Melissa’s novel can be ordered from  Amazon. Her website can be found by clicking here 

Wednesday, 15 July 2015

Publishing platforms Unbound and Kindle Scout

This is third in our series of posts about crowdfunding. This post will look at funding sites which are specifically for writers.

Unbound – 
Unbound is a UK based crowdfunding site. Authors pitch their ideas for books. Unbound decides how much each book will cost to produce and then invites Unbound members to pledge their support. If there are enough pledges to cover costs then the book will be published. Each pledge is rewarded. The rewards can include copies of books, event tickets or experiences. For example: currently Erica Wagner is looking for pledges for an anthology celebrating the life of author Alan Garner. The reward for a £150 pledge includes two tickets to the launch party which will be held at the Bodleian Library in Oxford. 

Kindle Scout is a platform where readers help decide if a book receives a publishing contract. Writers submit their books for approval by Kindle Scout and, once approved, readers are invited to nominate. The more nominations a book receives the more likely it will  be selected for publication. Campaigns last 30 days. Selected books are published by Kindle Press and writers receive 5 year renewable terms, an advance, 50% eBook royalty rate, and featured Amazon marketing. Everyone who has nominated a chosen book receives a copy and is invited to review it.

With many thanks to Melissa Brown ( for the above info.  Next week we will hear from Melissa herself about the best way to go about crowdfunding.

Wednesday, 8 July 2015

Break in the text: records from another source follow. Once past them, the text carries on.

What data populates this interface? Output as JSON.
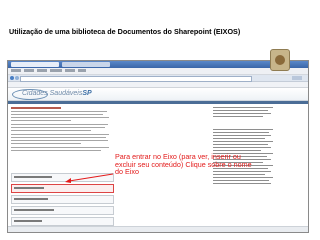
{
  "slide": {
    "title": "Utilização de uma biblioteca de Documentos do Sharepoint (EIXOS)"
  },
  "browser": {
    "logo": {
      "prefix": "Cidades Saudáveis",
      "suffix": "SP"
    }
  },
  "side_list": {
    "items": [
      {
        "label": ""
      },
      {
        "label": ""
      },
      {
        "label": ""
      },
      {
        "label": ""
      },
      {
        "label": ""
      },
      {
        "label": ""
      },
      {
        "label": ""
      },
      {
        "label": ""
      }
    ]
  },
  "callout": {
    "text": "Para entrar no Eixo (para ver, inserir ou excluir seu conteúdo) Clique sobre o nome do Eixo"
  },
  "colors": {
    "callout": "#e31b1b",
    "banner_logo": "#3b6ea5",
    "nav_strip": "#4b6d96"
  }
}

More Crowdfunding

As a follow-on from last week’s post, here’s some further information about popular crowdfunding sites:

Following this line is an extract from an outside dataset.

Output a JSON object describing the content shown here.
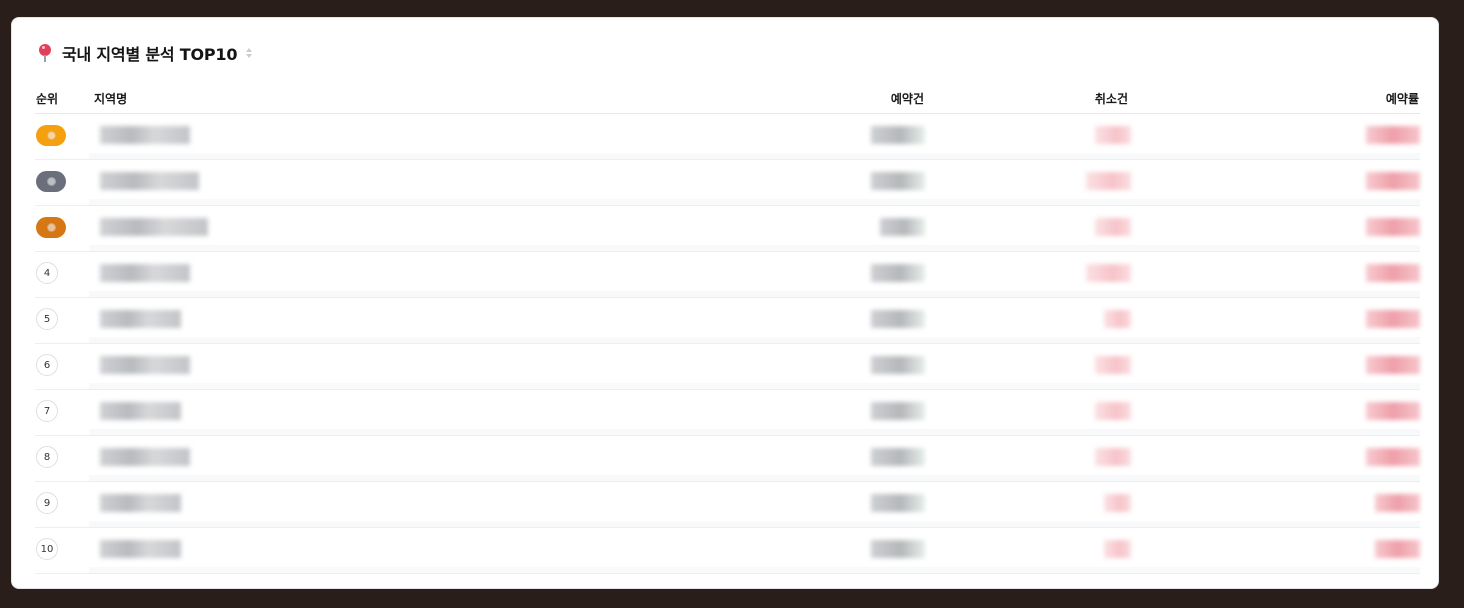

This is probably the most popular crowdfunding site on the internet. It has raised a total of 220 million dollars from 61,000 projects so far. See last week’s post for more details.

IndieGoGo – 
This platform is slightly different from Kickstarter because there’s a funding option called ‘Flexible Funding’ which means you don’t have to reach your funding goal in order to access your donated money. IndieGoGo charges a higher fee for this which is 9% of your total.

Go Fund Me – 
This is the best fundraising option for a variety of projects, raising funds for a cause, for example, or for a personal travel plan – perhaps a research trip for a book you want to write - or medical or even vets bills. Go Fund Me takes 5% from every donation placed.

Patreon – 
This site was funded in 2013 and was created to help fans engage with the artists and creators they love. Instead of backing large projects, fans can donate a monthly amount to encourage creators to produce regular content. Many visual artists, included filmmakers, are supported on this site but it can work for writers too. Patreon takes 5% of donated fees.

Please note that all crowdfunding sites will take a fee and there will also be charge fees too, either Paypal fees or credit cards fees. These will take a further  2 – 5% from your donations.

Next week we will look at two publishing/funding platforms which are specifically aimed at authors who don’t want to go down the traditional publishing route.

With many thanks to Melissa Brown for the above info.